Sadly Kane and Tottenham‘s faint hopes went up in smoke after a dreadful run of one point from four games. They have gone from outsiders for the title to battling for a top-four spot.
However, Kane can still be a king-maker as Spurs visit both title contenders in the run-in, with the trip to Liverpool today and then the game at Manchester City on 20 April.
Jurgen Klopp does not need telling what damage Kane can do. He saw it first-hand in Liverpool’s 4-1 defeat at Wembley in October 2017 and then at Anfield last Februray as the England captain missed one penalty and scored another in a thrilling 2-2 draw.
Liverpool’s German manager is a big admirer of the striker, describing him as ‘world class’. He just hopes he does not see Kane at his devastating best this afternoon.
“Harry Kane, what a striker,” enthuses Klopp. “I really like him, he’s just a fantastic player. That is the truth but hopefully you won’t see why I like him.
“I respect how he came up – going out on loan. His career is fantastic. Going on loan, there is the one picture of him and Jamie Vardy sat together on the bench for Leicester. I wouldn’t want to be the coach at that moment!
“It’s not like he came up at 18 years old as a talent. He had to do it the hard way and he had to improve day-by-day.
“It’s difficult to play against him. One player alone against Harry Kane is really difficult. It’s like always with world class strikers, you have to avoid the passes into him.
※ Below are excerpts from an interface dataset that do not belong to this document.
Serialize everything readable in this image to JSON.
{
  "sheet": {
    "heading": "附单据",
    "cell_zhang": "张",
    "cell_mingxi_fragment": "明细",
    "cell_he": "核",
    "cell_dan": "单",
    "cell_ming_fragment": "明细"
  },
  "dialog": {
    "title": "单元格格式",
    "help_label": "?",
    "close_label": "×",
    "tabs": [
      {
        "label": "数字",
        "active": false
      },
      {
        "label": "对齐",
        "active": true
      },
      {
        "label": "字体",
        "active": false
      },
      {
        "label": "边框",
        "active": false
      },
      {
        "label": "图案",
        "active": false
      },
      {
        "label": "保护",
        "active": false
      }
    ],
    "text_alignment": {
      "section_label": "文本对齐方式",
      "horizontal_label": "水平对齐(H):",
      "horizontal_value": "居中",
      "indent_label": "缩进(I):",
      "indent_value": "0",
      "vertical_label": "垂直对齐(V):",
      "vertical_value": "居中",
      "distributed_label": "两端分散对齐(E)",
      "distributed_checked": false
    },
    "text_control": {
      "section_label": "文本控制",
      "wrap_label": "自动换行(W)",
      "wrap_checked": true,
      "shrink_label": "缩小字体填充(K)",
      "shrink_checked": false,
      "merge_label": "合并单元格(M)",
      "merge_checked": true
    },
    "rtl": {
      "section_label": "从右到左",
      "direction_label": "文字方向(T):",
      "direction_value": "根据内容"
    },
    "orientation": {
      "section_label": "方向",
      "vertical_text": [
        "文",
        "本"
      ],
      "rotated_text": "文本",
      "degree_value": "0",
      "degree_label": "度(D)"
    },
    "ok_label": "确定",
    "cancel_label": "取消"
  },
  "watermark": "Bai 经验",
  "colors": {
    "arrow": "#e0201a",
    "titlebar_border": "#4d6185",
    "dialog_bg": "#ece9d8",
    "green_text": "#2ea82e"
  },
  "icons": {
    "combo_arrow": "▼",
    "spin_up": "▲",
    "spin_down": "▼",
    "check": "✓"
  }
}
“But if you defend them, Christian Eriksen shoots from 50 yards, Dele Alli is in the box and makes a little header or Son gets in behind. It’s not just about Kane, but Harry is a really good striker.”
As the title race enters the home straight, things will heat up as the number of games continues to fall. Margins could be tight and as such, goal difference could still be a factor.
City hold the advantage on that score and they don’t need reminding just how important that could be, given the events of 13 May 2012 and Sergio Aguero’s 94th minute winner over QPR, as they finished level on points with Manchester United, but ahead on goal difference.
However, Klopp knows that he cannot let that influence his thinking or how he sets his team up.
“I don’t tell the boys to go out there and score six,” he says. “It is not an obvious thing you go for because it is disrespectful. You score when you score.
“People may say when we play Huddersfield, for example, we can improve our goal difference. But it is a case of score the first goal, then the second.
“If the boys are doing the right things, then they don’t stop. That is how it is. You never stop.
“We cannot go for it but we know it can be a decisive thing.
“Hopefully we will not have to change our plans. Maybe in the last game against Wolves we will have to win by three or four goals. If we have to do that, then we will try.”